Assignment: Tally the lines of the entries in which the string "legend" occurs, and say only how many.

Extracted information:
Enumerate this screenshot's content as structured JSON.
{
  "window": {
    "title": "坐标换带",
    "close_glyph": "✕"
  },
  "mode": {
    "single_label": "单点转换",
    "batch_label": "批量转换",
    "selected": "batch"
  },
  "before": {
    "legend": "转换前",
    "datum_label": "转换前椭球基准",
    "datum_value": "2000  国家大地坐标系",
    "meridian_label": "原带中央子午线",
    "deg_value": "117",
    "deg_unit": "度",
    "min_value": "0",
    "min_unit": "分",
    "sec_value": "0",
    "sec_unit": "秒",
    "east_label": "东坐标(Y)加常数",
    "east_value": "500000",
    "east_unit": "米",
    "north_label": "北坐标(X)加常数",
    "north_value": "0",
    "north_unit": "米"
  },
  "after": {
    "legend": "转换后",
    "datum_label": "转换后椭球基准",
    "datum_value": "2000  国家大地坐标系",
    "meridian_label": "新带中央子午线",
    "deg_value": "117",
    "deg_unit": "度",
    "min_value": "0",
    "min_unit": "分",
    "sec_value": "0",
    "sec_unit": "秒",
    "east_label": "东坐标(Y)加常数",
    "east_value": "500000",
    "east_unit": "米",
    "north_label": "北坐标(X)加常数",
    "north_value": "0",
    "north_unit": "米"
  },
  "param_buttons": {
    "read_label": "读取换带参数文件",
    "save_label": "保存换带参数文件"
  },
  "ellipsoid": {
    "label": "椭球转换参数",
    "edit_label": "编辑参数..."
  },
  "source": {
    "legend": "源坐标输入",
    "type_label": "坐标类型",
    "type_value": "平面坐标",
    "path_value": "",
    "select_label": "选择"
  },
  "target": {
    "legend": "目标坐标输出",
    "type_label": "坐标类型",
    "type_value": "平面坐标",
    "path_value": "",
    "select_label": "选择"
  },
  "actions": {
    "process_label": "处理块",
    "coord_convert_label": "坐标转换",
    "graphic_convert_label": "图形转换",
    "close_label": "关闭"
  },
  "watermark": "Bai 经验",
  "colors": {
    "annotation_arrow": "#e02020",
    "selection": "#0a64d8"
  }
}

Output for this task: 4